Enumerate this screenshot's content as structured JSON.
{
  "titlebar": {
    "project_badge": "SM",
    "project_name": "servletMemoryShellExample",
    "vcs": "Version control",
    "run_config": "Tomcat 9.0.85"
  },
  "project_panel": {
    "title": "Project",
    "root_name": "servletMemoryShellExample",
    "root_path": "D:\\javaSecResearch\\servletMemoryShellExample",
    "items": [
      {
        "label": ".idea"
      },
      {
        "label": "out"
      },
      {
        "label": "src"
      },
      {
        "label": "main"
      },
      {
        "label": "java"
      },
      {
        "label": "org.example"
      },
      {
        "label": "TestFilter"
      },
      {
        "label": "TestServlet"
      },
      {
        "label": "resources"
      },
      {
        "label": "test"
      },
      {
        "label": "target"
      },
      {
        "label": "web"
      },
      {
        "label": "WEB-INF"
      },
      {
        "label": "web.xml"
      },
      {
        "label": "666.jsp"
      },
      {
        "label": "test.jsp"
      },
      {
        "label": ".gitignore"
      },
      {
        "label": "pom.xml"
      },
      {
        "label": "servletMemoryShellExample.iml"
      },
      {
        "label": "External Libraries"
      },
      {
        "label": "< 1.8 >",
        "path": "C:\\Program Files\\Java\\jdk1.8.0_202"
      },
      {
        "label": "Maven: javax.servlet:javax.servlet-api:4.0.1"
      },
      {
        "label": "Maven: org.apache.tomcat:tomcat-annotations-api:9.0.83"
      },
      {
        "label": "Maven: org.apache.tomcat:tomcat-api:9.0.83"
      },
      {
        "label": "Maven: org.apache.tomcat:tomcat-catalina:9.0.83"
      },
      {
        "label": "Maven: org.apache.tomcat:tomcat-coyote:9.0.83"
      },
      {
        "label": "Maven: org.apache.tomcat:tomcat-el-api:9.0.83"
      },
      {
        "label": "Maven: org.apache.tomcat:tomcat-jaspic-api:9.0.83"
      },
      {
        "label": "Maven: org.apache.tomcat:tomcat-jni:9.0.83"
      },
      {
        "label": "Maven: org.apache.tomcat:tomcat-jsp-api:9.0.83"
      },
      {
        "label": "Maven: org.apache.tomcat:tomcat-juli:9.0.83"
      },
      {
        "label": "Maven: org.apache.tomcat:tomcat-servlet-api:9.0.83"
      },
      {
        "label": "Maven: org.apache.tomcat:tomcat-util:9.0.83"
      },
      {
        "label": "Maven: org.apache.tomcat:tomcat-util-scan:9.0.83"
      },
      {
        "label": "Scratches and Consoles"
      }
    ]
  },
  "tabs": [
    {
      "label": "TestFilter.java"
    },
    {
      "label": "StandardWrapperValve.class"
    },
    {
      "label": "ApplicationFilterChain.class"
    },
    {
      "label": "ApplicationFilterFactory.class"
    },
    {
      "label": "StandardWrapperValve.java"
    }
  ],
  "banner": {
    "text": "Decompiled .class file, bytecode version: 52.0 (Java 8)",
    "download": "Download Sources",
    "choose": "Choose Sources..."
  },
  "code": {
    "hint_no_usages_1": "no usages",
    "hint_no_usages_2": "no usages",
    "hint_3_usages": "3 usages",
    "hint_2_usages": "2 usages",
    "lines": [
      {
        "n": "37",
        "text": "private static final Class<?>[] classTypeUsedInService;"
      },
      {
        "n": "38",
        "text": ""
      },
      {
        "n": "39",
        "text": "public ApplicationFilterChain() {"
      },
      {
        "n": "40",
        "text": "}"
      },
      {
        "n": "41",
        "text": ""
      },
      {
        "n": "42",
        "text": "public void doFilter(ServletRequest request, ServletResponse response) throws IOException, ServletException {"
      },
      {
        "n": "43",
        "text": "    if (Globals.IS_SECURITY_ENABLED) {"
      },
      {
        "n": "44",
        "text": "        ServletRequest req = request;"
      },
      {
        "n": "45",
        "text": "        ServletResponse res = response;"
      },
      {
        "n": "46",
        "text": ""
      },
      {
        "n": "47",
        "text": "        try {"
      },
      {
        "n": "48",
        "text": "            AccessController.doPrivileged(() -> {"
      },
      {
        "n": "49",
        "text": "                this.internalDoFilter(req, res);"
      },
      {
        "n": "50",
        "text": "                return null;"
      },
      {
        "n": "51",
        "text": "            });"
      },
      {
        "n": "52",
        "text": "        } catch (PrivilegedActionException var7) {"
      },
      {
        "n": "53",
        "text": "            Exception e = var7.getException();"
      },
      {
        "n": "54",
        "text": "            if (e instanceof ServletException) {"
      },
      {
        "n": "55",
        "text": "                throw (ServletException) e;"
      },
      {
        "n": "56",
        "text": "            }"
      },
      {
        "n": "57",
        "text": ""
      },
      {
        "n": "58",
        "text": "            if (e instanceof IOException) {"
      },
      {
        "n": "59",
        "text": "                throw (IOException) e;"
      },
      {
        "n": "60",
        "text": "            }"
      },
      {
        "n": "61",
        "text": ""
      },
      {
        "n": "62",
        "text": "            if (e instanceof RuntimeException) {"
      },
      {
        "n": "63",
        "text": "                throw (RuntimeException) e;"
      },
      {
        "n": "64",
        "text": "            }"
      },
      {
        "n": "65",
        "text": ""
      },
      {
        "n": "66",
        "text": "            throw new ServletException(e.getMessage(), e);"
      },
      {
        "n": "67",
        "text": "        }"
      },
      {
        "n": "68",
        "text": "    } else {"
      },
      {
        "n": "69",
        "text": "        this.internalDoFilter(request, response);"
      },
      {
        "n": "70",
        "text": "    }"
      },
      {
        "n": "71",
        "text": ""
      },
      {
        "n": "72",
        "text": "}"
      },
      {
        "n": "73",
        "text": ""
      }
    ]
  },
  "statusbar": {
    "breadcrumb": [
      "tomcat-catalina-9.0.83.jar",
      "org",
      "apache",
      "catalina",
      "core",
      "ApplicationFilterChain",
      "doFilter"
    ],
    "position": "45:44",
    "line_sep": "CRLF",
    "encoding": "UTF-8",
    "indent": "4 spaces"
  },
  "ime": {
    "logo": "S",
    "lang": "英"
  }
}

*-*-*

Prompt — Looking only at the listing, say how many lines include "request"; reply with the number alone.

Answer box — 3